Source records
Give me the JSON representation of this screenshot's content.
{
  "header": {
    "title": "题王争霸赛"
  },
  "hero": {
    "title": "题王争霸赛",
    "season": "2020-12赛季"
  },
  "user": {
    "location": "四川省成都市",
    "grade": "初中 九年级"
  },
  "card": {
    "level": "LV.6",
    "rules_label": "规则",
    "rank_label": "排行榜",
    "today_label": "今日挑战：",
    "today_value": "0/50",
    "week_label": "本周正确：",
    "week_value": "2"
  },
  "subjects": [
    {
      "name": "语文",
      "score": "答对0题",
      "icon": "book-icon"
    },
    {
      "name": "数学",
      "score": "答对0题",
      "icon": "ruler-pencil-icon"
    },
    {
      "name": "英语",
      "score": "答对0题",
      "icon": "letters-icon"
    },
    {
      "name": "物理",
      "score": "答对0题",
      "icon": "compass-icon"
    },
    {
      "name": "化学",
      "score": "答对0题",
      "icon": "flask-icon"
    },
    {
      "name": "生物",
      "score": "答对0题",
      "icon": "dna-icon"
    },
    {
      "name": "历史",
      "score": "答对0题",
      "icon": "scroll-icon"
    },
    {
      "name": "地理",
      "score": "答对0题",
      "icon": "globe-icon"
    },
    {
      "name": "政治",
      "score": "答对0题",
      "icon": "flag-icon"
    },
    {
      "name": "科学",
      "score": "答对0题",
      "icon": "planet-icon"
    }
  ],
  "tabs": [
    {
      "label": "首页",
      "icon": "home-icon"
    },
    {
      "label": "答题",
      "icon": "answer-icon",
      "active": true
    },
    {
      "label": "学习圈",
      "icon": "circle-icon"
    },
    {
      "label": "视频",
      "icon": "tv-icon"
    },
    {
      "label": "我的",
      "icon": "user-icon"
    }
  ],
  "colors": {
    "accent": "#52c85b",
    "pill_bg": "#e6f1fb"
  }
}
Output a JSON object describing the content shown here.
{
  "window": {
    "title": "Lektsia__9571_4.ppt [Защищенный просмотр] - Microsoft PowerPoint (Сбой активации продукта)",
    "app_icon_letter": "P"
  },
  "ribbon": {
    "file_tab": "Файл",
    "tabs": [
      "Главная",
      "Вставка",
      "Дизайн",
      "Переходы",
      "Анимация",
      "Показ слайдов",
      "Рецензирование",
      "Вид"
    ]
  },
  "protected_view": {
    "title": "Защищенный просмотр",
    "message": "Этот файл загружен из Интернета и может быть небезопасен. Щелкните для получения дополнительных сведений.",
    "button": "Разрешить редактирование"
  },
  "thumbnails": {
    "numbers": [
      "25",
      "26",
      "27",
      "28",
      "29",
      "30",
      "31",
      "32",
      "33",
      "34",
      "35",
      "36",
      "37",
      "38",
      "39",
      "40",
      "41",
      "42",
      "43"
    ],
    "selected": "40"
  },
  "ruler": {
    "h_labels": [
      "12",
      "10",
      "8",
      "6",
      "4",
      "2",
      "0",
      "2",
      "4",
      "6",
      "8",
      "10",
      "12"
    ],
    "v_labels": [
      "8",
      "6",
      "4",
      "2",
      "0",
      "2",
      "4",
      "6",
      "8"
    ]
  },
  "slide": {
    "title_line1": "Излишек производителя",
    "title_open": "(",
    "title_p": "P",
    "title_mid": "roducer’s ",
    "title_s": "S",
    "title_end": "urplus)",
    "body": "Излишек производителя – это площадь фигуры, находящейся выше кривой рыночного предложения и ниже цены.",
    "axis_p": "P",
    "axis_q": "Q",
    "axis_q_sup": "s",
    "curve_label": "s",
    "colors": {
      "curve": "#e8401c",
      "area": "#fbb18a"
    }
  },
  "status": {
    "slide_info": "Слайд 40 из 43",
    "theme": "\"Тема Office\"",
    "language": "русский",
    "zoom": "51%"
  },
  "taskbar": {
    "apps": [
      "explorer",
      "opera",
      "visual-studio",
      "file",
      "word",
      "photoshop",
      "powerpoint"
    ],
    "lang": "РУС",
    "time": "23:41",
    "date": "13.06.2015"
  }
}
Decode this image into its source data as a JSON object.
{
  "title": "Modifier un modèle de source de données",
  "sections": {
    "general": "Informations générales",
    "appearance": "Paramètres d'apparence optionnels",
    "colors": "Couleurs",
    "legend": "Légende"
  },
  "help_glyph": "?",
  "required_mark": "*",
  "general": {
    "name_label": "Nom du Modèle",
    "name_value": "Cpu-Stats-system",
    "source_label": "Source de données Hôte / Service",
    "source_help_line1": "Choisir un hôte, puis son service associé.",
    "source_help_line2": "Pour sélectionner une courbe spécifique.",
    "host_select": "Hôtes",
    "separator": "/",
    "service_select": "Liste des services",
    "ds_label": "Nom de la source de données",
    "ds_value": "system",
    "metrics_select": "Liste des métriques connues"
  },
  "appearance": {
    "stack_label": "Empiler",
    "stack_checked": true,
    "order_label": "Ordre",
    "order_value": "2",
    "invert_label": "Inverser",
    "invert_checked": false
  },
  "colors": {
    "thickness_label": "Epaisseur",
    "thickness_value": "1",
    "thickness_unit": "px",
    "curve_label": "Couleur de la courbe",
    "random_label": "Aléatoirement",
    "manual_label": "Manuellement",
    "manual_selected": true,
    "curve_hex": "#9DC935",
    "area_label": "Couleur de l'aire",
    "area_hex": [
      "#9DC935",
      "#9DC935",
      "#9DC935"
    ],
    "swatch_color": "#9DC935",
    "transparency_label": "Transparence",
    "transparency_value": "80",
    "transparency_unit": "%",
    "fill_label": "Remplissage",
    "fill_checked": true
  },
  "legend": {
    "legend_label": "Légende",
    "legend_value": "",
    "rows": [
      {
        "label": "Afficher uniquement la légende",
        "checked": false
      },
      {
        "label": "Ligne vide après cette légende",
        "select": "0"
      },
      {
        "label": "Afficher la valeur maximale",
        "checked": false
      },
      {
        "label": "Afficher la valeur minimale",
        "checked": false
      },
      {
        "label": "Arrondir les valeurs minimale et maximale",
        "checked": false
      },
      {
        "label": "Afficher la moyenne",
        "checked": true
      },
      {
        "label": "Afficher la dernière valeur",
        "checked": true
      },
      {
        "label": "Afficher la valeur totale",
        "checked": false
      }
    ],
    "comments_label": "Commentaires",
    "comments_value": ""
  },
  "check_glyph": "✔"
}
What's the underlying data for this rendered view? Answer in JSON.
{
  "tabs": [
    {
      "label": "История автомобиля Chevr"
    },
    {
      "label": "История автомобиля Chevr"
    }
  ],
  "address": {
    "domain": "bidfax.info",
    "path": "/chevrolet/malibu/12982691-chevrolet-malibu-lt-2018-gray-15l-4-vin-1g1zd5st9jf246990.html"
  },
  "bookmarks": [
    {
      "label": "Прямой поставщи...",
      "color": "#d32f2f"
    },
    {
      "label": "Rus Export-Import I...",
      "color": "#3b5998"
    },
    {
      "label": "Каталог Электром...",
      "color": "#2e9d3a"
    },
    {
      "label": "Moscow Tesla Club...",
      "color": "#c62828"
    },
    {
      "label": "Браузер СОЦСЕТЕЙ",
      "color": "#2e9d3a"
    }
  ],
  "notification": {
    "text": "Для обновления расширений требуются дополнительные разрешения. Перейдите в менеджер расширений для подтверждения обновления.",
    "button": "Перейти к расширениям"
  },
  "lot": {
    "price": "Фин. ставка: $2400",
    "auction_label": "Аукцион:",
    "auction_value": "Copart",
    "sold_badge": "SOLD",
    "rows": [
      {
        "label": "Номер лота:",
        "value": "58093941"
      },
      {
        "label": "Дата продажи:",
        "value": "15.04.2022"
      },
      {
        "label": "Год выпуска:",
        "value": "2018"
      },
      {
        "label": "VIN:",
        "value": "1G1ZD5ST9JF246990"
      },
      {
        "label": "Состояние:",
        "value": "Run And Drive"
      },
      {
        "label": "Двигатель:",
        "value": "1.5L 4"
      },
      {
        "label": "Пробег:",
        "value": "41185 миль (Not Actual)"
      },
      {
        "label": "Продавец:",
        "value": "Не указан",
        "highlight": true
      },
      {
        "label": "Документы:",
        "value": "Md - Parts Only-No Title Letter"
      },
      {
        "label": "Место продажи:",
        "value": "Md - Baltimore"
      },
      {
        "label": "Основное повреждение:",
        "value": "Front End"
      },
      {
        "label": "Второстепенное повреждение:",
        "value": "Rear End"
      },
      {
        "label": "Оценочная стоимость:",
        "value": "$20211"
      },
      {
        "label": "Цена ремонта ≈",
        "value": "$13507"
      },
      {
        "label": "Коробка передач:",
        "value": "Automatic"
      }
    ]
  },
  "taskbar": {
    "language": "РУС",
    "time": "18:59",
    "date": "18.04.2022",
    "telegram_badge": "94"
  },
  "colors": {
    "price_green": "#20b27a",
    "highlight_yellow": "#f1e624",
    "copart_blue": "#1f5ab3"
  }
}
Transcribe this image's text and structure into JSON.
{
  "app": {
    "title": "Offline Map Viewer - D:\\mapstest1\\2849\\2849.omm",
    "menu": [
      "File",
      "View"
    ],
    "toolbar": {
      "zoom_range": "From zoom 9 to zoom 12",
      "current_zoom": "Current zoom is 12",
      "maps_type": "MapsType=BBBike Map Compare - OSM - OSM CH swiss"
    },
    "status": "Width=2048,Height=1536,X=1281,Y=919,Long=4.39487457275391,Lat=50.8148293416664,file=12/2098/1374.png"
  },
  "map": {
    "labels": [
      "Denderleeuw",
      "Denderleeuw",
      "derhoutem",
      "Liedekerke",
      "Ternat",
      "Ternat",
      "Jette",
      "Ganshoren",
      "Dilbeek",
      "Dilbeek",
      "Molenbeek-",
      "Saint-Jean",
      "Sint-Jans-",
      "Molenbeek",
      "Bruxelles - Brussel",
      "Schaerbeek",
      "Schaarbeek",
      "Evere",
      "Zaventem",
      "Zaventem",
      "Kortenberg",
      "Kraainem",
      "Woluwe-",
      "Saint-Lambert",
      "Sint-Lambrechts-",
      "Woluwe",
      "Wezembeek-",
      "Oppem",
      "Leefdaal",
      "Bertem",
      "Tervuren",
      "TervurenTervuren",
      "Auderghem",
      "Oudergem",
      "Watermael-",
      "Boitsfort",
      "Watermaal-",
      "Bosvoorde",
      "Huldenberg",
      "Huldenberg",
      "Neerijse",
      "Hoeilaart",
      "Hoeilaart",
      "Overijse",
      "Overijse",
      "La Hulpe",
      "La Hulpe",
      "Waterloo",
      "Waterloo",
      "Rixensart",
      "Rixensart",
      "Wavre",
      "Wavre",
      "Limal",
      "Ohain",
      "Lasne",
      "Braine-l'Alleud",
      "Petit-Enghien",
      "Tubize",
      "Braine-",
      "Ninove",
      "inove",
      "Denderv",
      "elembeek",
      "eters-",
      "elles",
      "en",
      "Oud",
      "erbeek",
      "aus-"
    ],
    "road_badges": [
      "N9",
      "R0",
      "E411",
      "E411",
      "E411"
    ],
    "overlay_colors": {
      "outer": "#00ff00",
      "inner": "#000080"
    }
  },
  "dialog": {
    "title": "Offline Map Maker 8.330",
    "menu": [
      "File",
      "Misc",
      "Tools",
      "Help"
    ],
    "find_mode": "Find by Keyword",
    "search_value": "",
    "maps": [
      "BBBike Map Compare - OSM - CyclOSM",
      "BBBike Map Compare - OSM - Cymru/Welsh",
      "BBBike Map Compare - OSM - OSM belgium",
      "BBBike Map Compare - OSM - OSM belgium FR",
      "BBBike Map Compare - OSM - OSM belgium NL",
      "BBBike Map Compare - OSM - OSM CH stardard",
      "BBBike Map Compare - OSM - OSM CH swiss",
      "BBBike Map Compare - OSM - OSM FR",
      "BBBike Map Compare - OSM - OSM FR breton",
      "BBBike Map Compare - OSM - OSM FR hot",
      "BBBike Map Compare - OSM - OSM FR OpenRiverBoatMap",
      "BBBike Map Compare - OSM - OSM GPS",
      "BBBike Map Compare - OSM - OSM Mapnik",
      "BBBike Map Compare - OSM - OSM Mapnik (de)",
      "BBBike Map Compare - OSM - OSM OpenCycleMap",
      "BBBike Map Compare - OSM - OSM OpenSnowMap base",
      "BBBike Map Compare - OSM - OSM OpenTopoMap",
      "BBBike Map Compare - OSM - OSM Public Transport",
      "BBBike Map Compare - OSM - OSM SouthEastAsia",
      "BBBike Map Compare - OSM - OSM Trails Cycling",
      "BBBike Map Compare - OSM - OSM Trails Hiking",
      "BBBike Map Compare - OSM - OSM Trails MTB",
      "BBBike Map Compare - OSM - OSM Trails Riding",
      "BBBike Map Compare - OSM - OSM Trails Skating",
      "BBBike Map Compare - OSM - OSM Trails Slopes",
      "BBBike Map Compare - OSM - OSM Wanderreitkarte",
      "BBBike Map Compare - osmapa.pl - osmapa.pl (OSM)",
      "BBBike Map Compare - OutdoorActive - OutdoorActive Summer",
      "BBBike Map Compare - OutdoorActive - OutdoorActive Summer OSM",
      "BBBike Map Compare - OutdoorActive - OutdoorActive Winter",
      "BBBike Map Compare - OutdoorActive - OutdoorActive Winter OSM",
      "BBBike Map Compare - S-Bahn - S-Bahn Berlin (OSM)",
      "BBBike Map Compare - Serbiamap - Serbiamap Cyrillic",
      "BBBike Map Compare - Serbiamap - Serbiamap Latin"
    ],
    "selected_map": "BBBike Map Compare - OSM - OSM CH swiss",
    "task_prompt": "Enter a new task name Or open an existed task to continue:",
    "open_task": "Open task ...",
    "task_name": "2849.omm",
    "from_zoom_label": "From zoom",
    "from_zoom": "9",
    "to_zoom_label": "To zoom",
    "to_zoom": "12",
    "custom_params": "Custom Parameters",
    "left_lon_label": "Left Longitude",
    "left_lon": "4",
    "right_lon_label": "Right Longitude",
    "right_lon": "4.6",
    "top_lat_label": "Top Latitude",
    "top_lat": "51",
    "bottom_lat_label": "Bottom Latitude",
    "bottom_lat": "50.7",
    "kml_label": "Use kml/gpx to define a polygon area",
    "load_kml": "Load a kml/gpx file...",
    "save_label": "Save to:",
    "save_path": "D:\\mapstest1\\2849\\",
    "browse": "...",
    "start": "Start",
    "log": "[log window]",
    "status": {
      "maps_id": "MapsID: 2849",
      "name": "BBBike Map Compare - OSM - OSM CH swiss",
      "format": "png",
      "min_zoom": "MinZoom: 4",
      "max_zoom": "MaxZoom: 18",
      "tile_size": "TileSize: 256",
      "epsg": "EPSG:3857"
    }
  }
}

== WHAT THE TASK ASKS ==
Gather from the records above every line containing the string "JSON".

== WRITTEN RESPONSE ==
Give me the JSON representation of this screenshot's content.
Output a JSON object describing the content shown here.
Decode this image into its source data as a JSON object.
What's the underlying data for this rendered view? Answer in JSON.
Transcribe this image's text and structure into JSON.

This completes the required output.